Carlos Barria | Bloomberg | Getty Images
U.S. President Donald Trump speaks during an address on border security in the Oval Office of the White House in Washington, D.C., U.S., on Tuesday, Jan. 8, 2019.
President Donald Trump’s lunchtime prediction to broadcasters on Tuesday was right. His televised speech didn’t change a “damn thing” about the government shutdown. He’s still losing the fight.
Addressing Americans from the Oval Office, Trump at times offered a somewhat softer justification for his border wall demands in a bid to spur Democratic defections. He decried the “cycle of human suffering” produced by illegal border crossings, hurting African-Americans, Latinos, women and children.

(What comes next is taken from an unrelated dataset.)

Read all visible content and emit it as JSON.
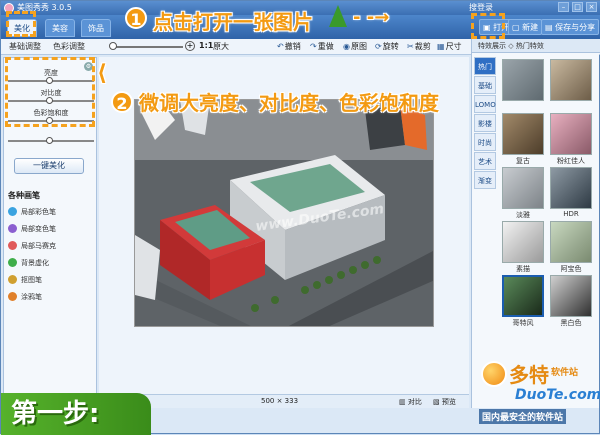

But the president announced no new policies and made no new substantive arguments. Neither did Democratic congressional leaders Nancy Pelosi and Charles Schumer when they followed his remarks with their own.
As a result, the shutdown approaches its fourth week. Costs are rising for businesses and individuals reliant on government services, for federal workers poised to miss paychecks on Friday, and for the broader economy.
During the budget impasse that produced it, Trump proclaimed his willingness to accept responsibility for the shutdown. A new Reuters-Ipsos poll shows he has gotten his wish, as a 51 percent majority assign him “most of the blame.” That figure is 4 percentage points higher from a previous Reuters-Ipsos poll that was taken just as the shutdown started before Christmas.
It’s not just the governmental mess that most Americans oppose. Polls have consistently shown that a majority opposes the demand, arising from Trump’s 2016 presidential campaign, that provoked it: construction of a “great wall” across America’s border with Mexico.
Thus Republicans, who had other priorities, didn’t approve it when they controlled Congress in 2017-18. There’s scant evidence a border wall would reduce the myriad dangers Trump associates with illegal immigration, from violent crime to terrorism to drug addiction to stagnant wages.